Kari Coghill, director of enterprise at the Botanics, said: “After a good year for business recovery, it is great to see our visit numbers up 43 per cent. However, there’s no room for complacency.
“Although we’re on the way back up, and events such as Christmas at the Botanics provide a great boost, Edinburgh is still missing visitors, particularly from overseas.
“That said, our January and February figures were strong, despite gales causing some disruption to opening hours.”
David Field, chief executive of the Royal Zoological Society of Scotland, which runs Edinburgh Zoo, said: “As a wildlife conservation charity, the support we have received over the past two years has been incredible.
"Every visit, donation, membership, purchase in our shops and more has helped feed and care for our amazing animals and fund vital conservation work around the world.
“With the warmer weather and brighter evenings approaching, we’re excited to offer a safe place for visitors to connect with nature and create new wildlife memories together.”
Edinburgh Castle, which was just 9,000 visitors behind the National Museum in 2019, claimed fourth place in the top five for the city as it saw its numbers increase by 53 per cent to 423,000.
Glasgow’s most popular attraction, the Riverside Museum, saw visitor numbers increase by 27 per cent.
Significant increases were reported at several National Trust for Scotland sites, including Culzean Castle and Country Park and Robert Burns Birthplace Museum in Ayrshire (up 78 per cent and 59 per cent respectively), and the Glenfinnan Monument, a huge draw for Harry Potter and Outlander fans, which saw an 80 per cent hike.
V&A Dundee saw a 29 per cent increase in visitors during a year in which it hosted a celebration of club culture around the world.

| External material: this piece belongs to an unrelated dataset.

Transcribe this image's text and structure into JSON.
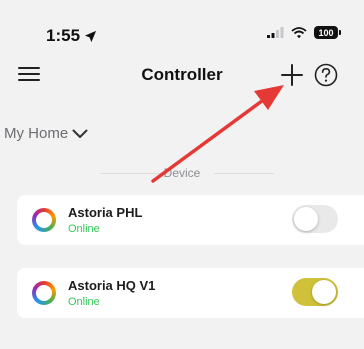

Gordon Morrison, chief executive of the Association of Scottish Visitor Attractions, said: “Overall visitor numbers to our member sites in 2021 were down over 60 per cent on pre-pandemic figures in 2019.
"Outdoor, family-themed attractions like Edinburgh Zoo bucked the trend and had a really good year, but for the majority of indoor attractions there was no opportunity to recover.
“We had to deal with restrictions such as physical distancing right through the main season till mid-August and even though our sector had the highest standard of mitigating measures in place, the combination of government messaging advising people to avoid crowded places and general consumer fears meant that it was impossible for much of the sector to viably trade.
“We were encouraged by the amount of domestic support that we saw last year. It was great to hear stories of some people visiting their local attractions for the first time and discovering that they had world-class visitor experiences on their doorstep.
"The lack of any meaningful international visitors did, however, bite and, as a result, our sector is in desperate need of a good 2022.”
A spokesman for Historic Environment Scotland, which runs more than 300 historic sites, including Edinburgh Castle, said: “Like many other areas, our sector has continued to experience challenging times, particularly with the continued impact of the pandemic, resulting in the closure of many sites and limited capacities on reopening for safety reasons.
“It also, of course, saw a decline in international visitors which form a core part of our market at a number of sites. We are seeing a slow return of international travel, but forecasts indicate these markets will take longer to recover.”
ALVA director Bernard Donoghue said: “These figures show that when people were able to leave their homes and go back to places that they loved they prioritised outdoor spaces, such as zoos, gardens and woodlands.
“Part of that was because they reopened first, but it was also down to the fact that people wanted to get back to nature to breathe, heal and recover.
“Indoor attractions also had to reopen with significantly reduced capacities. The great irony, which is still the case now, is that because international visitors have not been back in the same numbers they were in 2019 there has never been a better time to visit attractions as you are able to get up close and personal to their collections.”